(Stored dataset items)
○ ○ ○

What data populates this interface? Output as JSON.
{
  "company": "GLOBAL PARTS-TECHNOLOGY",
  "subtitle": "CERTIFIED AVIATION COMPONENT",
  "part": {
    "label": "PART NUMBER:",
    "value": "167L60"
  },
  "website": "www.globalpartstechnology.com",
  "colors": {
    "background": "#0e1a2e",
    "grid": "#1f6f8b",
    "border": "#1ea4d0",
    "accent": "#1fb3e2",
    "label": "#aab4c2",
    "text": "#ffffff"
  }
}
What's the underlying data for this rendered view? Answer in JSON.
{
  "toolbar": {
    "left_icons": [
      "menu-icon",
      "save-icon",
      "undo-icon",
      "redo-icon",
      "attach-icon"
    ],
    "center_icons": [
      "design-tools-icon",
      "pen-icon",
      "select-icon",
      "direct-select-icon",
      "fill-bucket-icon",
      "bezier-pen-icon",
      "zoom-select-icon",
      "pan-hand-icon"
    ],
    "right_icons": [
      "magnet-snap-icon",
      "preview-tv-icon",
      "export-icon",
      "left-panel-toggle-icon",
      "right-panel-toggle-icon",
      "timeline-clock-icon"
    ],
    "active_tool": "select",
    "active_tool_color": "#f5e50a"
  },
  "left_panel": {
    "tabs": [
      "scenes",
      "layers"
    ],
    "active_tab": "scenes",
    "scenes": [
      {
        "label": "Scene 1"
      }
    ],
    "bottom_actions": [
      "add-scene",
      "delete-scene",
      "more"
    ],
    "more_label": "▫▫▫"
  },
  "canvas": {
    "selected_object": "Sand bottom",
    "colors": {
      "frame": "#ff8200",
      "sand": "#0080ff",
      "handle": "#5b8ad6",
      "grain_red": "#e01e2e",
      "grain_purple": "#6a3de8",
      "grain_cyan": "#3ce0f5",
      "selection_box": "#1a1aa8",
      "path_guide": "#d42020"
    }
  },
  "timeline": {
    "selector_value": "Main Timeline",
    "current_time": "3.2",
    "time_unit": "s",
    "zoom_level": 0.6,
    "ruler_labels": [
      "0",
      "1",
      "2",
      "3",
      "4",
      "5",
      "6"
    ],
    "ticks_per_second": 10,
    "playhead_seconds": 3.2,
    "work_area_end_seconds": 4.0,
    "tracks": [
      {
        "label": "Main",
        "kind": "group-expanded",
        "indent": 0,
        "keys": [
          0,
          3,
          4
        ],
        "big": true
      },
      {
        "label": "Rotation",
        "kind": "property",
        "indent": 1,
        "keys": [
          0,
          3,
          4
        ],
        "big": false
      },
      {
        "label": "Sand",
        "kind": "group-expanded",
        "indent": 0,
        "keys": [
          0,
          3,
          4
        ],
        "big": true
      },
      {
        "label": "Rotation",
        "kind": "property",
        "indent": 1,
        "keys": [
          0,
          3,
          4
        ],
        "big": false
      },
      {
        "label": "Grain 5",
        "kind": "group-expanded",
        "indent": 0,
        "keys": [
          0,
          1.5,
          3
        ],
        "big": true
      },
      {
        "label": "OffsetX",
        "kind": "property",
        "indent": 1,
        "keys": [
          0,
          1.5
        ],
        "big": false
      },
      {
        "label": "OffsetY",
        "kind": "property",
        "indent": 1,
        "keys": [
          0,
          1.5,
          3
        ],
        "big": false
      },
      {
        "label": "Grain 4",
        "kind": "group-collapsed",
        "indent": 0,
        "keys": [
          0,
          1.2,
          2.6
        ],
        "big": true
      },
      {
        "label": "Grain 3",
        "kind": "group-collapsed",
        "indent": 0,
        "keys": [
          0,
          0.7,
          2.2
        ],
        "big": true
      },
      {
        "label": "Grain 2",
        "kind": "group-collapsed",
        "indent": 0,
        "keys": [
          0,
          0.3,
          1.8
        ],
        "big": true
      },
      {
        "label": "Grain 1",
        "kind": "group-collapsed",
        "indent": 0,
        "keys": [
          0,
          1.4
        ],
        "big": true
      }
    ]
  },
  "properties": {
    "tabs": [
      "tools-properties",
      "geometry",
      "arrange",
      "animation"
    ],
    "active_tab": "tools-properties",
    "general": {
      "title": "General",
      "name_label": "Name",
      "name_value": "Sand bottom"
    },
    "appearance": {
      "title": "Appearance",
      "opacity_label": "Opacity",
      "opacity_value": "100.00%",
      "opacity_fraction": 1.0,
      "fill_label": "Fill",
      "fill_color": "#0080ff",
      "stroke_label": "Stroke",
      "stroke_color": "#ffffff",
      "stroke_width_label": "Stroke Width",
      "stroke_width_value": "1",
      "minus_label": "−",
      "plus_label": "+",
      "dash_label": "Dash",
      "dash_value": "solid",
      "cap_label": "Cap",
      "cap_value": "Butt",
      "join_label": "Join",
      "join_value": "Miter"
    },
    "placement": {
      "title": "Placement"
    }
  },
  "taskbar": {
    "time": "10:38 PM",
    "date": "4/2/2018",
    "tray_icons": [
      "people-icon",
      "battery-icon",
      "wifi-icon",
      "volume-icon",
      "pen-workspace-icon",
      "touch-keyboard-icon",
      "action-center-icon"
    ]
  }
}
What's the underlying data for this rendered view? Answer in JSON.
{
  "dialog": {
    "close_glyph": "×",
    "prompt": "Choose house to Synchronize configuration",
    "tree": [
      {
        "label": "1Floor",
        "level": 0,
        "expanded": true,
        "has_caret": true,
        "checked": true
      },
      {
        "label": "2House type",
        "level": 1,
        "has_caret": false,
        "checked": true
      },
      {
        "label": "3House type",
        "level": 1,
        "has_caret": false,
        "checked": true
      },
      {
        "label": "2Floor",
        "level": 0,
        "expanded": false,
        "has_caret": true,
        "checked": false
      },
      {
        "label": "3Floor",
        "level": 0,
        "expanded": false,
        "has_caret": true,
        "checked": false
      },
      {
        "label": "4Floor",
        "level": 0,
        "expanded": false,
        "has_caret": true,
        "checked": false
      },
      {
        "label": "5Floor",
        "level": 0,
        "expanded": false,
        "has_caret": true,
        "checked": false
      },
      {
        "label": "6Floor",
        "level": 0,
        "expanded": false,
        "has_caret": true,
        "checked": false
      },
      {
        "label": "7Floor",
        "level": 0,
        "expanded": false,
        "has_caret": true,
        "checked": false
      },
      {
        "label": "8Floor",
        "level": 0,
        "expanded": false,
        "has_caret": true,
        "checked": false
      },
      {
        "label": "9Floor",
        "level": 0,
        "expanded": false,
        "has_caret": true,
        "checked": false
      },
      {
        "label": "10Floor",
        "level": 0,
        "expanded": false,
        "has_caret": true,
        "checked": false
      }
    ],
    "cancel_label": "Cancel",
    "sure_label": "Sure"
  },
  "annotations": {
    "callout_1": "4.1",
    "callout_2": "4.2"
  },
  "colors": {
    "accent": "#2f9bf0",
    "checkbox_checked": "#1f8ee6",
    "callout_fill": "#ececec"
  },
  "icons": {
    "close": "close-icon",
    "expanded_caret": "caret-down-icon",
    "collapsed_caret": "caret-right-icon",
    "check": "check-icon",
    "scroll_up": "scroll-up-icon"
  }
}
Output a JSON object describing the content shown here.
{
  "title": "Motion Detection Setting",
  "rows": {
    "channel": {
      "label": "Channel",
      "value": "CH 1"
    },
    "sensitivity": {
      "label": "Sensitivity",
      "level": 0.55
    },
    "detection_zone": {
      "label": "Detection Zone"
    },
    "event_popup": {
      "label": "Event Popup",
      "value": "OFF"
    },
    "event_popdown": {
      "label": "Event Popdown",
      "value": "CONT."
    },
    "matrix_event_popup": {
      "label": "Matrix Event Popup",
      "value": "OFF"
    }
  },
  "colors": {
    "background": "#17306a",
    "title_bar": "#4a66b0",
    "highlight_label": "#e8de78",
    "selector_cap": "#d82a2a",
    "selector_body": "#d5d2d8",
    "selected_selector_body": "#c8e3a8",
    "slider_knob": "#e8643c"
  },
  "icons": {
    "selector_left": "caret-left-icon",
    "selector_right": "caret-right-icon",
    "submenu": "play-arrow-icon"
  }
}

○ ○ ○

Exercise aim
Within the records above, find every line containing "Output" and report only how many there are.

The completed task
2